Bookfinder: Eliminating obscurity

Bookfinder: Eliminating obscurity

While still in college, then 19-year-old Anirvan Chatterjee came up with the idea for, the online price comparison service for books that is celebrating its tenth anniversary this year. The site searches through more than 125 million books from more than 100,000 booksellers in several countries, and the company is still growing.

"One of the things that we've always really wanted to do is be able to take to more groups of people and to people who are looking for different kinds of books," Chatterjee told The Bookseller. "Before 2000, we were doing mostly used books. Around 2000, we started getting pretty serious about new books. Around 2002 and 2003, we started getting very serious about being able to find books in languages other than English."

Chatterjee, who was a student at University of California, Berkeley where he studied Network Information Systems and Their Cultural Impact, came up with BookFinder for a class project. Two years later, in 1999, he and his childhood friend Charlie Hsu started running the site full-time. Now, former bookseller Wendy Shaw also works for the Berkeley-based company, and Giovanni Soltoggio serves as managing director of Europe operations in Dusseldorf, Germany.

Online book marketplace bought BookFinder in 2005, but, since the BookFinder continues to be an independent operation, the sale didn't change day-to-day operations.

"However," Chatterjee explains, "AbeBooks' position as a market leader in several online bookselling segments gives us access to industry-specific consulting, support, and advice, which has helped us accelerate our growth plans."

Chatterjee spoke to The Bookseller about the big anniversary for the company, what plans are for the next ten years, and what books and websites he can't live without.

The Bookseller: How did you come up with the idea for
Anirvan Chatterjee: At the time, I was really fascinated by Doonesbury comic books and I wanted to have the complete collection of Doonesbury books, from 1969 onwards. Berkeley is a really great book town, so I went to all the local bookstores, but I couldn't find everything that I wanted locally. I started looking online and I found I was able to complete my collection by finding these books at bookstores I had never heard of. I built a really simple tool for myself—to help me complete my collection—turned it in as a final project and, in January 1997, I put it online so other people could use it as well.

Bookseller: Going on from there, how did grow?
Chatterjee: A lot of it has been just straight linear growth.
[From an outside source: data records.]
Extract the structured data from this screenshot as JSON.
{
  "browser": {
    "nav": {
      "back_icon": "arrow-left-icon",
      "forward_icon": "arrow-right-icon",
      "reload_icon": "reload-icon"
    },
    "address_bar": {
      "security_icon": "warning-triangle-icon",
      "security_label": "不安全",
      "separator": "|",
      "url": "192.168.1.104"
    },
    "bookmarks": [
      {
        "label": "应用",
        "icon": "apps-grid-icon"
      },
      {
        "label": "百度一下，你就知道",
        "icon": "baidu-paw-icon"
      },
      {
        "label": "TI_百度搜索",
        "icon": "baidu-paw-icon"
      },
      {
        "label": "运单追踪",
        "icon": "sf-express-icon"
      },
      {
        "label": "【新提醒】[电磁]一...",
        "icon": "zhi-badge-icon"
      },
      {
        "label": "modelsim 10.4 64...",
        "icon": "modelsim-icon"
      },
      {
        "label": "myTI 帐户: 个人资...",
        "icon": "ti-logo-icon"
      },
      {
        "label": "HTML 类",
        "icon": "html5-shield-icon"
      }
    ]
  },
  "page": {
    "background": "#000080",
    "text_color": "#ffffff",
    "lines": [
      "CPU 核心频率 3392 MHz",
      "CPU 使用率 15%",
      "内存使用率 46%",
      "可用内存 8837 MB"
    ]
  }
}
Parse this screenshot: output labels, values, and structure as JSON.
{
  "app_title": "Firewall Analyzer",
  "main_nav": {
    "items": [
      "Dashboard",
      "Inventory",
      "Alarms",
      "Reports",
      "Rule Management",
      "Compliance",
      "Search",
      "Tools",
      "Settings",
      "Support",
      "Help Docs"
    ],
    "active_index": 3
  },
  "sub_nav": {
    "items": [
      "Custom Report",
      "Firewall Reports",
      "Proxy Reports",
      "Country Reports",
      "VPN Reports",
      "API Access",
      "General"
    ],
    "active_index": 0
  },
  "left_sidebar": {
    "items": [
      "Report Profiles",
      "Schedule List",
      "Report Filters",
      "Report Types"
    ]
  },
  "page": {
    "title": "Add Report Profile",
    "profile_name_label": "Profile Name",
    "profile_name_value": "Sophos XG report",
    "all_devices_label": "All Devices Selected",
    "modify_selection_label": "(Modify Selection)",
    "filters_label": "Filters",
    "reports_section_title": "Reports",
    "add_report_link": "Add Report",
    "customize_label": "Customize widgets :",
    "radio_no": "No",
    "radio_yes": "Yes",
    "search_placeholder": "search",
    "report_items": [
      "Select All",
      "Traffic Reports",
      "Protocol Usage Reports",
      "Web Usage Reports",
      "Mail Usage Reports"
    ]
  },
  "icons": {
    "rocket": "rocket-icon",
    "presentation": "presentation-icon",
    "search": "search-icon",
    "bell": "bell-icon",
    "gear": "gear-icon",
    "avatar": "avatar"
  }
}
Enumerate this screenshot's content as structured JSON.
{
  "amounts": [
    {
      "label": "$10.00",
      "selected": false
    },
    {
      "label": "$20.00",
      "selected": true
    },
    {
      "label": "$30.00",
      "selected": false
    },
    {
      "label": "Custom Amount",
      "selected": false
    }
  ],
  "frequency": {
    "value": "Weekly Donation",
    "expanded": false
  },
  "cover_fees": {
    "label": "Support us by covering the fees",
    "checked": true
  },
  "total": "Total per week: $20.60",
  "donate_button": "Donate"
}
Through the late '90s, we started having people using the site and discovering for themselves that it was pretty cool. I very quickly learned, as somebody who is not a bookseller myself, that there's a whole lot more to all this than I ever had imagined. Those first few years were pretty critical. It really taught us a lot of humility in that we just discovered how much we didn't know. We were able to ramp up, with the help of a community of helpful people.

Bookseller: What have you learned over the past 10 years?
Chatterjee: What we really realised is that it's actually possible for a very small business to succeed and thrive in its own small way in the marketplace like this. A lot of that has to do with the openness of the book industry. When I started out as a 19-year-old, a lot of the folks in the book world were incredibly open to the idea that they would work with this college kid and partner with us. And I don't know if that would necessarily happen in other industries.

Bookseller: What are some of your goals now that you've been around for 10 years? What are you looking forward to doing in the future?
Chatterjee: We're getting really serious about helping users who are not primarily in the United States. We have a German site and a British site and we have a French and Italian site on the way. Over the next couple of years, that's one of the biggest things we're going to be doing, really taking internationally. And bringing the experience to more people.

Bookseller: What are some of your favourite books?
Chatterjee: I'm a really big fan of Salman Rushdie's The Satanic Verses. Colson Whitehead's first book, The Intuitionist. One of my favourite books about books is Ex Libris, by Anne Fadiman, who also wrote the wonderful cross-cultural epilepsy book [The Spirit Catches You and You Fall Down].

Bookseller: What are some websites that you have to check every day?
Chatterjee: I use BlogLines, which is a RSS reader or feed reader. I read a lot of blogs and I read a lot of magazines that have feeds available and I really rely on BlogLines to get me through the day. Other than that, things like LibraryThing, which I really enjoy as a way to get ideas on what to read and what other people are reading. BlogLines is the essential site, though.

Bookseller: How do you see and other online projects, like Google Book Search, helping the publishing industry?
Chatterjee: Every single piece of it works differently., for example, really helps pull in the long tail. For the top thousand books, there's never going to be any kind of a problem for people to actually be able to access those in their own bookstores and their own communities. really plugs in right there and gives publishers and booksellers new markets where they can sell books. Google Book Search, Amazon Search Inside This Book, or the Open Content Alliance (the open version of Google Book Search) are excellence sources for publishers for getting their information out there. Right now, I think the biggest challenge for authors and publishers is not so much things like piracy and whatever else, I think it's obscurity. The biggest challenge is actually making sure that people are able to find your books and discover where to look.